*** Opening of EXTRACTED INFORMATION ***
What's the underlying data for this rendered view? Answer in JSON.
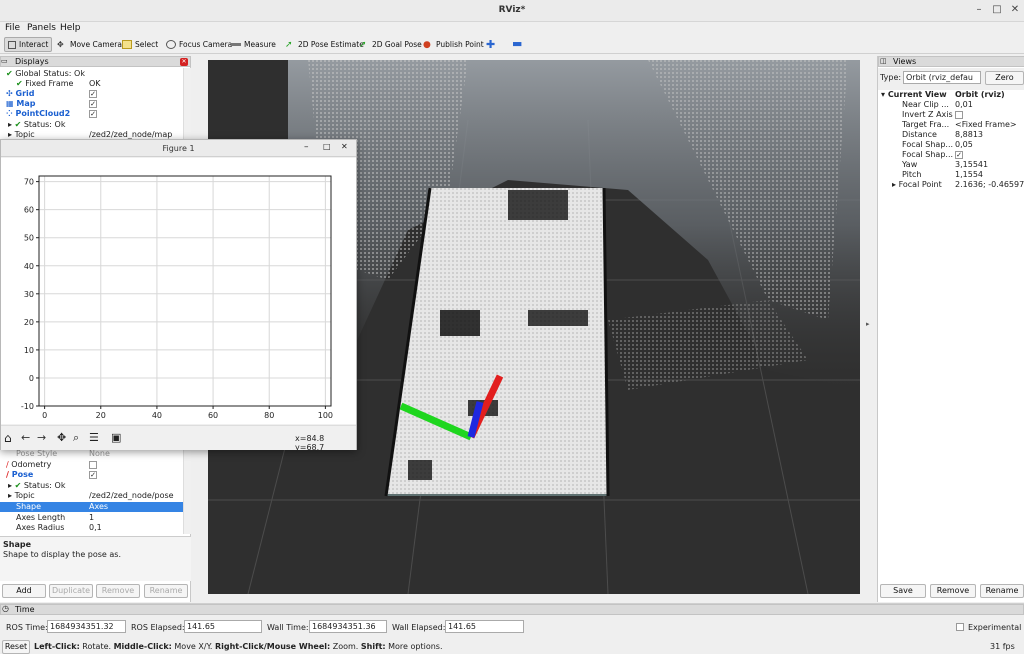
{
  "window": {
    "title": "RViz*"
  },
  "menu": [
    "File",
    "Panels",
    "Help"
  ],
  "toolbar": {
    "tools": [
      {
        "label": "Interact",
        "icon": "interact-icon"
      },
      {
        "label": "Move Camera",
        "icon": "move-camera-icon"
      },
      {
        "label": "Select",
        "icon": "select-icon"
      },
      {
        "label": "Focus Camera",
        "icon": "focus-camera-icon"
      },
      {
        "label": "Measure",
        "icon": "measure-icon"
      },
      {
        "label": "2D Pose Estimate",
        "icon": "pose-estimate-icon"
      },
      {
        "label": "2D Goal Pose",
        "icon": "goal-pose-icon"
      },
      {
        "label": "Publish Point",
        "icon": "publish-point-icon"
      }
    ]
  },
  "displays": {
    "title": "Displays",
    "global_status": "Global Status: Ok",
    "fixed_frame_label": "Fixed Frame",
    "fixed_frame_value": "OK",
    "grid": "Grid",
    "map": "Map",
    "pointcloud": "PointCloud2",
    "pc_status": "Status: Ok",
    "pc_topic_label": "Topic",
    "pc_topic_value": "/zed2/zed_node/map",
    "pose_style_label": "Pose Style",
    "pose_style_value": "None",
    "odometry": "Odometry",
    "pose": "Pose",
    "pose_status": "Status: Ok",
    "pose_topic_label": "Topic",
    "pose_topic_value": "/zed2/zed_node/pose",
    "shape_label": "Shape",
    "shape_value": "Axes",
    "axes_length_label": "Axes Length",
    "axes_length_value": "1",
    "axes_radius_label": "Axes Radius",
    "axes_radius_value": "0,1",
    "desc_title": "Shape",
    "desc_text": "Shape to display the pose as.",
    "buttons": {
      "add": "Add",
      "duplicate": "Duplicate",
      "remove": "Remove",
      "rename": "Rename"
    }
  },
  "figure": {
    "title": "Figure 1",
    "coords": "x=84.8 y=68.7"
  },
  "chart_data": {
    "type": "scatter",
    "xlim": [
      -2,
      102
    ],
    "ylim": [
      -10,
      72
    ],
    "xticks": [
      0,
      20,
      40,
      60,
      80,
      100
    ],
    "yticks": [
      -10,
      0,
      10,
      20,
      30,
      40,
      50,
      60,
      70
    ],
    "grid": true
  },
  "views": {
    "title": "Views",
    "type_label": "Type:",
    "type_value": "Orbit (rviz_defau",
    "zero": "Zero",
    "current_view_label": "Current View",
    "current_view_value": "Orbit (rviz)",
    "props": [
      {
        "label": "Near Clip ...",
        "value": "0,01"
      },
      {
        "label": "Invert Z Axis",
        "value": ""
      },
      {
        "label": "Target Fra...",
        "value": "<Fixed Frame>"
      },
      {
        "label": "Distance",
        "value": "8,8813"
      },
      {
        "label": "Focal Shap...",
        "value": "0,05"
      },
      {
        "label": "Focal Shap...",
        "value": ""
      },
      {
        "label": "Yaw",
        "value": "3,15541"
      },
      {
        "label": "Pitch",
        "value": "1,1554"
      },
      {
        "label": "Focal Point",
        "value": "2.1636; -0.46597..."
      }
    ],
    "buttons": {
      "save": "Save",
      "remove": "Remove",
      "rename": "Rename"
    }
  },
  "time": {
    "title": "Time",
    "ros_time_label": "ROS Time:",
    "ros_time": "1684934351.32",
    "ros_elapsed_label": "ROS Elapsed:",
    "ros_elapsed": "141.65",
    "wall_time_label": "Wall Time:",
    "wall_time": "1684934351.36",
    "wall_elapsed_label": "Wall Elapsed:",
    "wall_elapsed": "141.65",
    "experimental": "Experimental"
  },
  "statusbar": {
    "reset": "Reset",
    "hint_b1": "Left-Click:",
    "hint_t1": " Rotate. ",
    "hint_b2": "Middle-Click:",
    "hint_t2": " Move X/Y. ",
    "hint_b3": "Right-Click/Mouse Wheel:",
    "hint_t3": " Zoom. ",
    "hint_b4": "Shift:",
    "hint_t4": " More options.",
    "fps": "31 fps"
  }
}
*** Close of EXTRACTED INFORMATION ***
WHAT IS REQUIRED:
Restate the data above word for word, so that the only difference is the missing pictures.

OUTPUT BELOW:
What's the underlying data for this rendered view? Answer in JSON.
{
  "window": {
    "title": "RViz*"
  },
  "menu": [
    "File",
    "Panels",
    "Help"
  ],
  "toolbar": {
    "tools": [
      {
        "label": "Interact",
        "icon": "interact-icon"
      },
      {
        "label": "Move Camera",
        "icon": "move-camera-icon"
      },
      {
        "label": "Select",
        "icon": "select-icon"
      },
      {
        "label": "Focus Camera",
        "icon": "focus-camera-icon"
      },
      {
        "label": "Measure",
        "icon": "measure-icon"
      },
      {
        "label": "2D Pose Estimate",
        "icon": "pose-estimate-icon"
      },
      {
        "label": "2D Goal Pose",
        "icon": "goal-pose-icon"
      },
      {
        "label": "Publish Point",
        "icon": "publish-point-icon"
      }
    ]
  },
  "displays": {
    "title": "Displays",
    "global_status": "Global Status: Ok",
    "fixed_frame_label": "Fixed Frame",
    "fixed_frame_value": "OK",
    "grid": "Grid",
    "map": "Map",
    "pointcloud": "PointCloud2",
    "pc_status": "Status: Ok",
    "pc_topic_label": "Topic",
    "pc_topic_value": "/zed2/zed_node/map",
    "pose_style_label": "Pose Style",
    "pose_style_value": "None",
    "odometry": "Odometry",
    "pose": "Pose",
    "pose_status": "Status: Ok",
    "pose_topic_label": "Topic",
    "pose_topic_value": "/zed2/zed_node/pose",
    "shape_label": "Shape",
    "shape_value": "Axes",
    "axes_length_label": "Axes Length",
    "axes_length_value": "1",
    "axes_radius_label": "Axes Radius",
    "axes_radius_value": "0,1",
    "desc_title": "Shape",
    "desc_text": "Shape to display the pose as.",
    "buttons": {
      "add": "Add",
      "duplicate": "Duplicate",
      "remove": "Remove",
      "rename": "Rename"
    }
  },
  "figure": {
    "title": "Figure 1",
    "coords": "x=84.8 y=68.7"
  },
  "chart_data": {
    "type": "scatter",
    "xlim": [
      -2,
      102
    ],
    "ylim": [
      -10,
      72
    ],
    "xticks": [
      0,
      20,
      40,
      60,
      80,
      100
    ],
    "yticks": [
      -10,
      0,
      10,
      20,
      30,
      40,
      50,
      60,
      70
    ],
    "grid": true
  },
  "views": {
    "title": "Views",
    "type_label": "Type:",
    "type_value": "Orbit (rviz_defau",
    "zero": "Zero",
    "current_view_label": "Current View",
    "current_view_value": "Orbit (rviz)",
    "props": [
      {
        "label": "Near Clip ...",
        "value": "0,01"
      },
      {
        "label": "Invert Z Axis",
        "value": ""
      },
      {
        "label": "Target Fra...",
        "value": "<Fixed Frame>"
      },
      {
        "label": "Distance",
        "value": "8,8813"
      },
      {
        "label": "Focal Shap...",
        "value": "0,05"
      },
      {
        "label": "Focal Shap...",
        "value": ""
      },
      {
        "label": "Yaw",
        "value": "3,15541"
      },
      {
        "label": "Pitch",
        "value": "1,1554"
      },
      {
        "label": "Focal Point",
        "value": "2.1636; -0.46597..."
      }
    ],
    "buttons": {
      "save": "Save",
      "remove": "Remove",
      "rename": "Rename"
    }
  },
  "time": {
    "title": "Time",
    "ros_time_label": "ROS Time:",
    "ros_time": "1684934351.32",
    "ros_elapsed_label": "ROS Elapsed:",
    "ros_elapsed": "141.65",
    "wall_time_label": "Wall Time:",
    "wall_time": "1684934351.36",
    "wall_elapsed_label": "Wall Elapsed:",
    "wall_elapsed": "141.65",
    "experimental": "Experimental"
  },
  "statusbar": {
    "reset": "Reset",
    "hint_b1": "Left-Click:",
    "hint_t1": " Rotate. ",
    "hint_b2": "Middle-Click:",
    "hint_t2": " Move X/Y. ",
    "hint_b3": "Right-Click/Mouse Wheel:",
    "hint_t3": " Zoom. ",
    "hint_b4": "Shift:",
    "hint_t4": " More options.",
    "fps": "31 fps"
  }
}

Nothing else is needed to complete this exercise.